Where the conduct concerned involves that of a person acting under color of territorial law, the issue of whether Section 1983 is a right of action available to the people in American Samoa depends on whether: (1) due process in American Samoa is protected under the U.S. Constitution; and (2) American Samoa is a territory that is contemplated under Section 1983. If both are true, then Section 1983 is a right of action that is available to the people in American Samoa.   - Bartolome v. JKL, Inc., CA No. 30-08, slip op. (Trial Div. Jun. 21, 2012) (order granting in part and denying in part def.’s mot. for summ. j.)

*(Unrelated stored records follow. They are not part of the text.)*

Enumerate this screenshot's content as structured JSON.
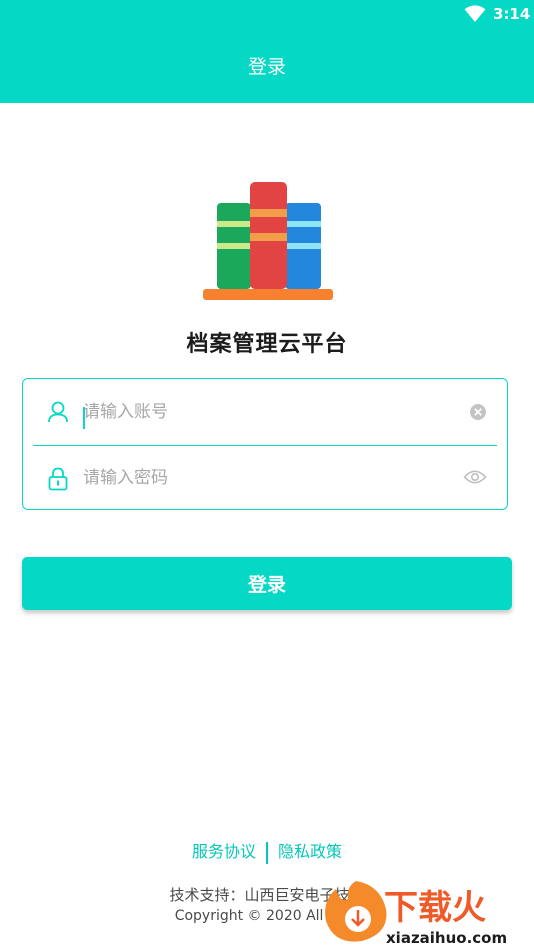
{
  "status_bar": {
    "time": "3:14",
    "wifi_icon": "wifi-icon"
  },
  "header": {
    "title": "登录"
  },
  "app": {
    "name": "档案管理云平台",
    "logo_icon": "books-icon"
  },
  "form": {
    "account": {
      "placeholder": "请输入账号",
      "value": "",
      "icon": "user-icon",
      "trailing_icon": "clear-icon"
    },
    "password": {
      "placeholder": "请输入密码",
      "value": "",
      "icon": "lock-icon",
      "trailing_icon": "eye-icon"
    }
  },
  "login_button": {
    "label": "登录"
  },
  "links": {
    "service_agreement": "服务协议",
    "privacy_policy": "隐私政策"
  },
  "footer": {
    "support": "技术支持：山西巨安电子技术",
    "copyright": "Copyright © 2020 All Righ"
  },
  "watermark": {
    "brand": "下载火",
    "site": "xiazaihuo.com"
  },
  "colors": {
    "accent": "#05d8c5",
    "text_dark": "#1c1c1c",
    "placeholder": "#a7a7a7"
  }
}
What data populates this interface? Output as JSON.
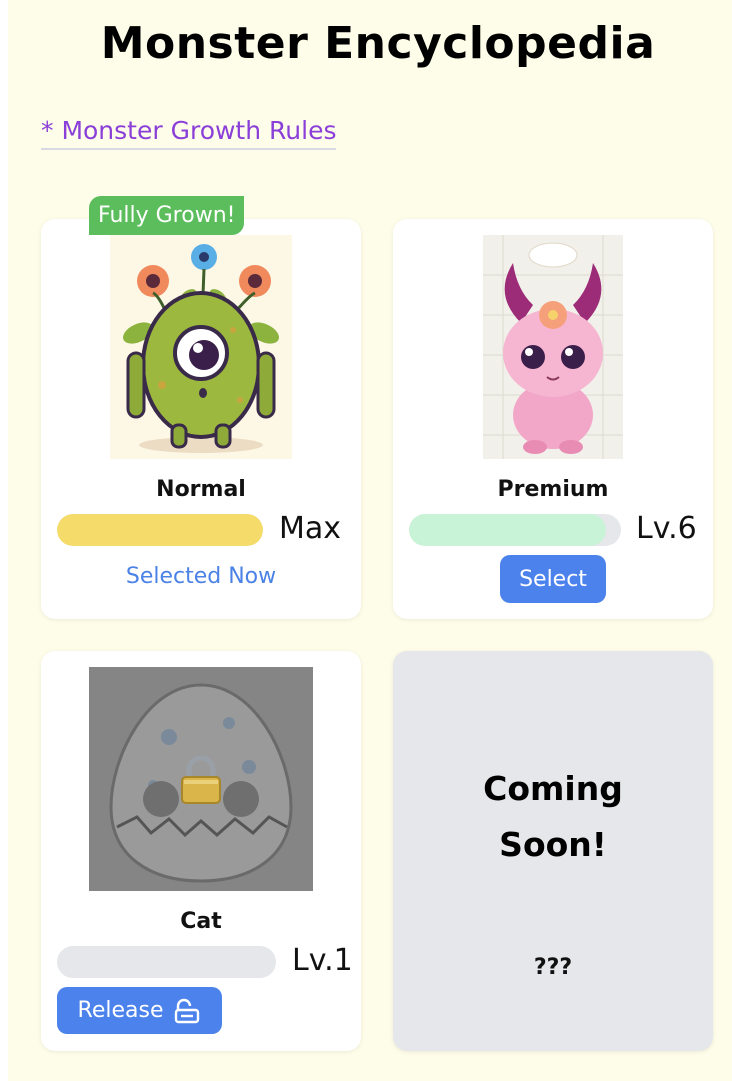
{
  "page": {
    "title": "Monster Encyclopedia"
  },
  "rules_link": {
    "label": "* Monster Growth Rules"
  },
  "monsters": [
    {
      "name": "Normal",
      "badge": "Fully Grown!",
      "progress": 1.0,
      "progress_color": "#f5dc6a",
      "level_text": "Max",
      "status_text": "Selected Now"
    },
    {
      "name": "Premium",
      "progress": 0.93,
      "progress_color": "#c9f3d6",
      "level_text": "Lv.6",
      "button_label": "Select"
    },
    {
      "name": "Cat",
      "locked": true,
      "progress": 0.0,
      "level_text": "Lv.1",
      "button_label": "Release",
      "button_icon": "unlock-icon"
    }
  ],
  "coming_soon": {
    "title_line1": "Coming",
    "title_line2": "Soon!",
    "subtitle": "???"
  },
  "colors": {
    "background": "#fefde9",
    "link": "#8b3fd9",
    "badge": "#5bbd5b",
    "button": "#4b82ec",
    "selected_text": "#4b82e6"
  }
}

The viability of a Section 1983 claim in American Samoa is not premised on determining whether due process of law in the Territory is protected under the Fifth Amendment or the Fourteenth Amendment or whether American Samoa’s constitution preempts both. One need only look at the statute’s plain language to realize that the source of the constitutionally protected right is inconsequential for determining whether Section 1983 applies to a territory. It is enough that due process, as applied to the Territory, is a right protected under the U.S. Constitution and that the Territory is a territory contemplated under Section 1983.   - Bartolome v. JKL, Inc., CA No. 30-08, slip op. (Trial Div. Jun. 21, 2012) (order granting in part and denying in part def.’s mot. for summ. j.)

7. Individual Rights
a. Generally
b. Equal Protection
c. Freedom of Speech, Press, and Religion
d. Takings and Just Compensation
e. Cruel and Unusual Punishment
f. Discrimination
8. Contracts
9. Habeas Corpus